> _MATERIAL FOR THIS TASK_
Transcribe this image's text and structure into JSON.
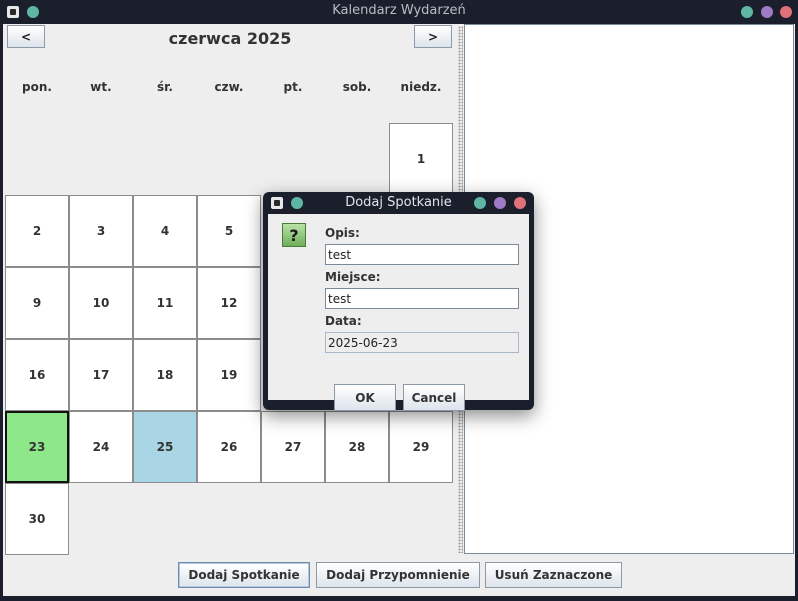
{
  "window": {
    "title": "Kalendarz Wydarzeń"
  },
  "calendar": {
    "prev_label": "<",
    "next_label": ">",
    "month_title": "czerwca 2025",
    "weekdays": [
      "pon.",
      "wt.",
      "śr.",
      "czw.",
      "pt.",
      "sob.",
      "niedz."
    ],
    "days": [
      "1",
      "2",
      "3",
      "4",
      "5",
      "9",
      "10",
      "11",
      "12",
      "16",
      "17",
      "18",
      "19",
      "23",
      "24",
      "25",
      "26",
      "27",
      "28",
      "29",
      "30"
    ],
    "selected_day": "23",
    "highlighted_day": "25"
  },
  "buttons": {
    "add_meeting": "Dodaj Spotkanie",
    "add_reminder": "Dodaj Przypomnienie",
    "remove_selected": "Usuń Zaznaczone"
  },
  "dialog": {
    "title": "Dodaj Spotkanie",
    "icon": "question-icon",
    "icon_glyph": "?",
    "description_label": "Opis:",
    "description_value": "test",
    "place_label": "Miejsce:",
    "place_value": "test",
    "date_label": "Data:",
    "date_value": "2025-06-23",
    "ok_label": "OK",
    "cancel_label": "Cancel"
  },
  "colors": {
    "titlebar": "#1b1f2b",
    "selected_day": "#8ee88a",
    "highlighted_day": "#a9d5e4",
    "question_icon": "#6fae5a"
  }
}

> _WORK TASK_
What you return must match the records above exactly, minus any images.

> _EXERCISE ANSWER_
Transcribe this image's text and structure into JSON.
{
  "window": {
    "title": "Kalendarz Wydarzeń"
  },
  "calendar": {
    "prev_label": "<",
    "next_label": ">",
    "month_title": "czerwca 2025",
    "weekdays": [
      "pon.",
      "wt.",
      "śr.",
      "czw.",
      "pt.",
      "sob.",
      "niedz."
    ],
    "days": [
      "1",
      "2",
      "3",
      "4",
      "5",
      "9",
      "10",
      "11",
      "12",
      "16",
      "17",
      "18",
      "19",
      "23",
      "24",
      "25",
      "26",
      "27",
      "28",
      "29",
      "30"
    ],
    "selected_day": "23",
    "highlighted_day": "25"
  },
  "buttons": {
    "add_meeting": "Dodaj Spotkanie",
    "add_reminder": "Dodaj Przypomnienie",
    "remove_selected": "Usuń Zaznaczone"
  },
  "dialog": {
    "title": "Dodaj Spotkanie",
    "icon": "question-icon",
    "icon_glyph": "?",
    "description_label": "Opis:",
    "description_value": "test",
    "place_label": "Miejsce:",
    "place_value": "test",
    "date_label": "Data:",
    "date_value": "2025-06-23",
    "ok_label": "OK",
    "cancel_label": "Cancel"
  },
  "colors": {
    "titlebar": "#1b1f2b",
    "selected_day": "#8ee88a",
    "highlighted_day": "#a9d5e4",
    "question_icon": "#6fae5a"
  }
}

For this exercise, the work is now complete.